Book Review – Digital Research Confidential

by Raizel Liebler

Digital Confidential: The Secrets of Studying Behavior Online (MIT Press 2015), edited by Eszter Hargittai and Christian Sandvig, is a very different — and unfortunately unique — guide to conducting research online, ranging from looking for supposedly static materials to engaging with research subjects (read: actual, real, breathing people). So what makes this book so different? It engages with the actual messy difficulties of doing research, rather than the usual — reporting of cleaned and tidy results.

As someone who engages in online research and is dedicated to the importance of digital archiving, I am so pleased that this book exists. Online research studies is difficult, in part because the ground continues to shift, constantly.

All of the chapters are well-written and intriguing, but these are some of the most important insights, plus my responses:

Megan Sapnar Ankerson’s Read/Write the Digital Archive:

  • As good as the Internet Archive is, there are significant limitations, including “depth, consistency, and accuracy”, with few sites completely saved — and clicking through lots of broken links is extremely frustrating. (38) And there isn’t really a good way to see a snapshot of a website on a particular day.
  • Content created in propitiatory forms, like Flash, are much more likely to disappear than plain text.
  • Websites sometimes flicker on and off, without knowing when a researcher will need to keep their own copy: “I was pleased that I had used my screen-recording software to create videos of these sites when I did because by the time I started work on my dissertation a year later, many were already gone.” (44)
  • For-profit companies aren’t interested in archiving older versions of software.

Ankerson’s insight is similar to what I’ve found in my own research, so it’s great to have a citable source that demonstrates why doing research about websites (or similar) that have fluidity in their access and information is so difficult — and why it is so important to lock that down for researchers.

Virág Molnár & Aron Hsiao’s Flash Mobs and the Social Life of Public Spaces:

  • Searching for visual items rather than text is super difficult in online research.
  • Compiling longitudinal data at any point, but especially time series data from the internet retrospectively is very difficult. “Hence, the importance of gathering data about online phenomena as they occur” (74)

How are researchers who usually get funding for something that is intriguing retrospectively supposed to appropriately plan (and get funding to study) something that no one may know is on the horizon?

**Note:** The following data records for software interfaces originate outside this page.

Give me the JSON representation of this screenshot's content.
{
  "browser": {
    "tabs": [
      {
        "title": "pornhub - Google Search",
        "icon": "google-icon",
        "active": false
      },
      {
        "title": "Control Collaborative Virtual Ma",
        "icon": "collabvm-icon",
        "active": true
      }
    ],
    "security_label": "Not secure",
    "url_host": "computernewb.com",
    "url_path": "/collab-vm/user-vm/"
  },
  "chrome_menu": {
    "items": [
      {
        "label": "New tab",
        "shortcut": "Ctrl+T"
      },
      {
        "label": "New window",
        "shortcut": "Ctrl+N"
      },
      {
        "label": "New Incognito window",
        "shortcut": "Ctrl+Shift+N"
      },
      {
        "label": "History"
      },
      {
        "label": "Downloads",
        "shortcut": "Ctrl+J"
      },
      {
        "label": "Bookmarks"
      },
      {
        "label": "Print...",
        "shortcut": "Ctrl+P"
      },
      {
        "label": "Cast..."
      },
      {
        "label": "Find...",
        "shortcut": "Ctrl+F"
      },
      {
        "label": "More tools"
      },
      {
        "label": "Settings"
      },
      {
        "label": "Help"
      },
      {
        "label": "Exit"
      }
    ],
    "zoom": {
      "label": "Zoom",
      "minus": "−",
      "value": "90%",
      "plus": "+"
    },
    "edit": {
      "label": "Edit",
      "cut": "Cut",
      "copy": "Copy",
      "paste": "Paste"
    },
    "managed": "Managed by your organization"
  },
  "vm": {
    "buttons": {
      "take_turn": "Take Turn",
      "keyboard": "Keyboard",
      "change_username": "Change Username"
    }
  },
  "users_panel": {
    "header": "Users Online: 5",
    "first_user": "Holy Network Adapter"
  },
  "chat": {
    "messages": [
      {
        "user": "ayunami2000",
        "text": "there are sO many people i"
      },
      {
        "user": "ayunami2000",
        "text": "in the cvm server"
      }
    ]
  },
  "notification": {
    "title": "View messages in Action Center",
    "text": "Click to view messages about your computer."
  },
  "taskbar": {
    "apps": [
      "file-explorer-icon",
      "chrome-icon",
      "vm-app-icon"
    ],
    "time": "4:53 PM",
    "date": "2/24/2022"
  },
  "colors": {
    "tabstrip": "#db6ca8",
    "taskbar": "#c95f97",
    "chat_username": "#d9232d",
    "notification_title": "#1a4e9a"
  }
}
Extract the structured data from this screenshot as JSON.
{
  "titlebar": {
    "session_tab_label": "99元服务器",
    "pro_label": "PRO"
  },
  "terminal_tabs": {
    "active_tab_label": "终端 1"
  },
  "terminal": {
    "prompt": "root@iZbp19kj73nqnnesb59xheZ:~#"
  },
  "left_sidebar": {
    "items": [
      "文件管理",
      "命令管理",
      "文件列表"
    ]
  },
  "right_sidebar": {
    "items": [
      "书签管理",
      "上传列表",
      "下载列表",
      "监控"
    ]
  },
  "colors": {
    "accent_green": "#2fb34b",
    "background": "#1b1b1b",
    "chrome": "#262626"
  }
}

This is especially true for studying Twitter and other in-the-moment social media services — or in response to major events.

Eric Gilbert & Karrie Karahalios’ Social Software as Social Science:

  • Through creating an app for Twitter, the anonymity standard for computer science peer-review was broken. “Everyone who qualified to review my paper already knew who wrote it and probably had a personal experience with the software–they had tested it on their own personal networks.” (150)
  • Extreme sudden popularity for a new service, like this app, causes crashes and annoys users. But outlaying cash, can be a choice of tech success over paying for food. Read all of pages 151 and 152 for some real talk: “My back-of-the-envelope calculations suggested that buying enough capacity to handle the South Korea spike would have cost more than our rent and grocery bill combined. … I was lucky enough to be funded on a fellowship, but that also meant no grant money to spend on cloud computing. … I wish I had budgeted for this time.”

Structural changes need to occur to help create new types of cutting edge research, including funding them properly — and understanding that traditional norms of “hiding the birdie” until it appears for publication need to be changed, if new researchers are going to take risks with their research.

A final note, only touched on in this book: the law. Copyright, not only as law, but as practice, make it nigh impossible for present and future researchers to effectively research online culture. As Ankerson notes:

“I was reminded by several sources that the copyright circumstances were either unknown or beyond their control. I could like at these files for my own research, but few felt they had the authority to grant official rights to share these publicly, even in cases when the original production studio folded or merged.” (50)

Summary: Highly recommended for researchers trying to figure out the ethical and practical difficulties of conducting online research. May be even more useful as a guide to those that fund or supervise those doing online research to explain why it is so much more complicated than just pressing that button!

Leave a comment